Spacing births

By HSC Staff Writer • Published: July 25th, 2006
Category: Health in a Heartbeat

Timing is everything when it comes to getting pregnant. Now new research reveals it’s just as key when it comes to yet another aspect of childbearing. It turns out the length of time between pregnancies can directly affect a baby’s health and survival.

Experts now recommend women wait at least eighteen months between pregnancies… but no longer than five years. Researchers analyzed sixty-seven studies published between 1966 and 2006. They found the risk for preterm birth, low birth weight and small size for gestational age increased if the time between pregnancies was less than eighteen months. Compared with infants born to mothers who waited eighteen months to two years between pregnancies, infants born to women who conceived less than six months after giving birth had a forty percent increased risk for premature birth and a sixty-one percent increased risk for low birth weight. Long intervals between pregnancies can also increase these adverse outcomes.

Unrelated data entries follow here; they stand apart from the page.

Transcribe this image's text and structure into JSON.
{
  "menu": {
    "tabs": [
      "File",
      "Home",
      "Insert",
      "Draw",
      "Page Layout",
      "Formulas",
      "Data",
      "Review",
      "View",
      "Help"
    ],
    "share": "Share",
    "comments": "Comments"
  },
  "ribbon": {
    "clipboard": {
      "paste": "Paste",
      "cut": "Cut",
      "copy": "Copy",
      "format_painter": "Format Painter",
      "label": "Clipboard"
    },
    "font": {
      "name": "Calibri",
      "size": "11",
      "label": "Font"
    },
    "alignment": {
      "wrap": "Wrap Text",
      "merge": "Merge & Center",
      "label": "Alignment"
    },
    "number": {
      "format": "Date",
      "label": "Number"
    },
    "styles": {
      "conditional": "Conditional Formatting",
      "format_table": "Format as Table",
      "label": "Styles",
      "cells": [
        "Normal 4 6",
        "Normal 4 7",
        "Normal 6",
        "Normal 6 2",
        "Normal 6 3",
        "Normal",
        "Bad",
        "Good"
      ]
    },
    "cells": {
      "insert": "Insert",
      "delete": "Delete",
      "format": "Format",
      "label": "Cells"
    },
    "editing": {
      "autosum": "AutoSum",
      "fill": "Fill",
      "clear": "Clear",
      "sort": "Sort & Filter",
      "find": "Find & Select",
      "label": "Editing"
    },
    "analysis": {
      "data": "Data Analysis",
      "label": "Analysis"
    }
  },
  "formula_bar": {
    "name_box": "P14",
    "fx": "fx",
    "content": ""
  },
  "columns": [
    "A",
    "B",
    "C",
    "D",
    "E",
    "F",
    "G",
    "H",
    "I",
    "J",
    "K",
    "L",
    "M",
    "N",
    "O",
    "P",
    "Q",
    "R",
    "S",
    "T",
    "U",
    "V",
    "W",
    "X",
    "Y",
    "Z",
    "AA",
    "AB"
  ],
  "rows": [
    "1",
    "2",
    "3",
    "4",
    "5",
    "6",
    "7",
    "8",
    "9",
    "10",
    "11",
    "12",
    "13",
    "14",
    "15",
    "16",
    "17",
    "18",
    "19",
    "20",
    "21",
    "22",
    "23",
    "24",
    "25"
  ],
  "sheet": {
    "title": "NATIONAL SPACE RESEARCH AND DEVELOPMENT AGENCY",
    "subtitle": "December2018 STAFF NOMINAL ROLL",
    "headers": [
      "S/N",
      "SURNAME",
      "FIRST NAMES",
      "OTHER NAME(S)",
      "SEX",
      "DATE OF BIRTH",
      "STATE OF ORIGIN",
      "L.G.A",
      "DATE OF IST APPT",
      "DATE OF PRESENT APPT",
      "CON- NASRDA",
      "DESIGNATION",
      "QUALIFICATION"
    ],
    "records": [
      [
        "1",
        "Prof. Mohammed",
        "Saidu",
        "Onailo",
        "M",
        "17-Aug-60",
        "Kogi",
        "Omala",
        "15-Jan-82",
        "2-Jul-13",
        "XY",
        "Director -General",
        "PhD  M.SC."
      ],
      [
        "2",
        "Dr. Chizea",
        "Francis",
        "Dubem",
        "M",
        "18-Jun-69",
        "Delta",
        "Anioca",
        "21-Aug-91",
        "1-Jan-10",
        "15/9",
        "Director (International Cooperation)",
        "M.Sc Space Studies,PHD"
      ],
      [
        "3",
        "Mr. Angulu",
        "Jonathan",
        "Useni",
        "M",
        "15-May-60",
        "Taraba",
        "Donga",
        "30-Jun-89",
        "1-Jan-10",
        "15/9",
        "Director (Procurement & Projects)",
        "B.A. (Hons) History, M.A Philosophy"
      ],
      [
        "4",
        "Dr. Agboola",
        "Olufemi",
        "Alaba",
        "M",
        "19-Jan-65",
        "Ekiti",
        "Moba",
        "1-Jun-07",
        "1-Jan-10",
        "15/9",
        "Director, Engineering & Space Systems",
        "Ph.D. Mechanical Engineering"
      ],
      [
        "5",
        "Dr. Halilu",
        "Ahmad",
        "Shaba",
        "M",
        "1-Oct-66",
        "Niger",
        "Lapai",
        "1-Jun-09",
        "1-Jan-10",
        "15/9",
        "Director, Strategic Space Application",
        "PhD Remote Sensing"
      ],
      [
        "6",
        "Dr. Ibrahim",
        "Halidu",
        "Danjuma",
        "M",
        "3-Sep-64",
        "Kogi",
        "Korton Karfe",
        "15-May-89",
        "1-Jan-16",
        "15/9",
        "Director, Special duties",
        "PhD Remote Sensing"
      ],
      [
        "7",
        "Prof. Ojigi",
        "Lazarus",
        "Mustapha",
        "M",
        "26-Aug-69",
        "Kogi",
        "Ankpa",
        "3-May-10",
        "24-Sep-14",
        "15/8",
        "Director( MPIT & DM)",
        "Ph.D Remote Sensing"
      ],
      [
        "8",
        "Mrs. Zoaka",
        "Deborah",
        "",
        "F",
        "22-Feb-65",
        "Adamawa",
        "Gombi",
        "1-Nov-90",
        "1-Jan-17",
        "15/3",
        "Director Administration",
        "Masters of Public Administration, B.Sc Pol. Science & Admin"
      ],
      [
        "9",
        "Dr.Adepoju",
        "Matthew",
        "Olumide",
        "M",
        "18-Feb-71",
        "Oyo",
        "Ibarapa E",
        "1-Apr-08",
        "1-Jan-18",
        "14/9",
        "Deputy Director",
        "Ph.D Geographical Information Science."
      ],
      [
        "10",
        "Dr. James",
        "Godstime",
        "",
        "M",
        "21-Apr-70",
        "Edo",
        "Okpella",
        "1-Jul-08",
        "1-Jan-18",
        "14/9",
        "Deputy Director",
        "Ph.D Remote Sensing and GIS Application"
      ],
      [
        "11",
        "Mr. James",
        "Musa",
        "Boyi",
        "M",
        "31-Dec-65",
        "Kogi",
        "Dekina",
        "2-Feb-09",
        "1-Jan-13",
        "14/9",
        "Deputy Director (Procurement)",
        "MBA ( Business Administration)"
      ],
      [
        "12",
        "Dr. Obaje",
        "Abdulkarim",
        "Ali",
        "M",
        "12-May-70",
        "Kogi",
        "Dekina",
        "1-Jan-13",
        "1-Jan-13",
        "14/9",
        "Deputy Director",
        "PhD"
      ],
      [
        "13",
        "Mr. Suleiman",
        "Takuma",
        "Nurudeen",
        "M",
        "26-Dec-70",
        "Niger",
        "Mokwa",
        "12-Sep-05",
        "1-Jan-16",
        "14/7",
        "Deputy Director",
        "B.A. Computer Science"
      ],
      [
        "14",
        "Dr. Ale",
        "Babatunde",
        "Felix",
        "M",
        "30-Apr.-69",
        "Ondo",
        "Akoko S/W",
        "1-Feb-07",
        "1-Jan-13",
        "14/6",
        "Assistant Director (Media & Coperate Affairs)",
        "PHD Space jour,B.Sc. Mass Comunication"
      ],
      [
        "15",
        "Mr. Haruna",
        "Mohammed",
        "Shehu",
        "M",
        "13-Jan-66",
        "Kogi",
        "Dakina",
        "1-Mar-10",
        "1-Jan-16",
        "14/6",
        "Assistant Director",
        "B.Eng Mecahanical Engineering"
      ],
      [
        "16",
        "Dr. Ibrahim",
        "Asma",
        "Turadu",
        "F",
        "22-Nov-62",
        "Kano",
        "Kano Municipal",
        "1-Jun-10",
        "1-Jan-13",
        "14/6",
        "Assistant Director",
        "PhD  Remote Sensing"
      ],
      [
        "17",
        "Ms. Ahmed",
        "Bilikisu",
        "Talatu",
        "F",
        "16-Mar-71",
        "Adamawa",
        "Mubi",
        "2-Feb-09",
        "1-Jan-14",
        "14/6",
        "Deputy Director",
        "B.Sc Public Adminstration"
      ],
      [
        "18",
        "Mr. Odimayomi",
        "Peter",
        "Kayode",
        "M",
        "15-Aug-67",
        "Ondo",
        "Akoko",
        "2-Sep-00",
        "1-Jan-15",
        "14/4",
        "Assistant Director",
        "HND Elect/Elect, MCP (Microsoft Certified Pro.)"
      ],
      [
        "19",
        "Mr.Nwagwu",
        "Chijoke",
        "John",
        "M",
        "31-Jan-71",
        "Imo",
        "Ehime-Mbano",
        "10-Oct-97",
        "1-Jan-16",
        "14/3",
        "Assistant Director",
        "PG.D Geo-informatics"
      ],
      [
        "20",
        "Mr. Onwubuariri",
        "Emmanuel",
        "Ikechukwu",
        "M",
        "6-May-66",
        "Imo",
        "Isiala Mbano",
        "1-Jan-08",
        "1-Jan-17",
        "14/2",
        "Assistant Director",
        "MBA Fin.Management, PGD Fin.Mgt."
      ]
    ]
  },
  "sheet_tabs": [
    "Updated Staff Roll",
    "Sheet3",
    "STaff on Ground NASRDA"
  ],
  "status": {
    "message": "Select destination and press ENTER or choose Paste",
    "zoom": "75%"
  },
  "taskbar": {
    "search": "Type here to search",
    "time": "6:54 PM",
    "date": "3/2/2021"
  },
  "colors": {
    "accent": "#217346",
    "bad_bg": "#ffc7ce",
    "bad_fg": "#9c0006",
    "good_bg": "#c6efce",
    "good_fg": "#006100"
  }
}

Worldwide, nearly a third of annual deaths in children under one month old are directly due to premature birth. This includes about five-thousand deaths in the United States, where up to ten percent of women get pregnant within six months after childbirth.

Experts recommend increasing access to birth control for family planning. Exclusive breastfeeding can also provide some protection from pregnancy, plus it has benefits for baby. Doctors also say new moms should continue taking prenatal vitamins containing folic acid to reduce the risk of birth defects, should the stork return sooner than expected.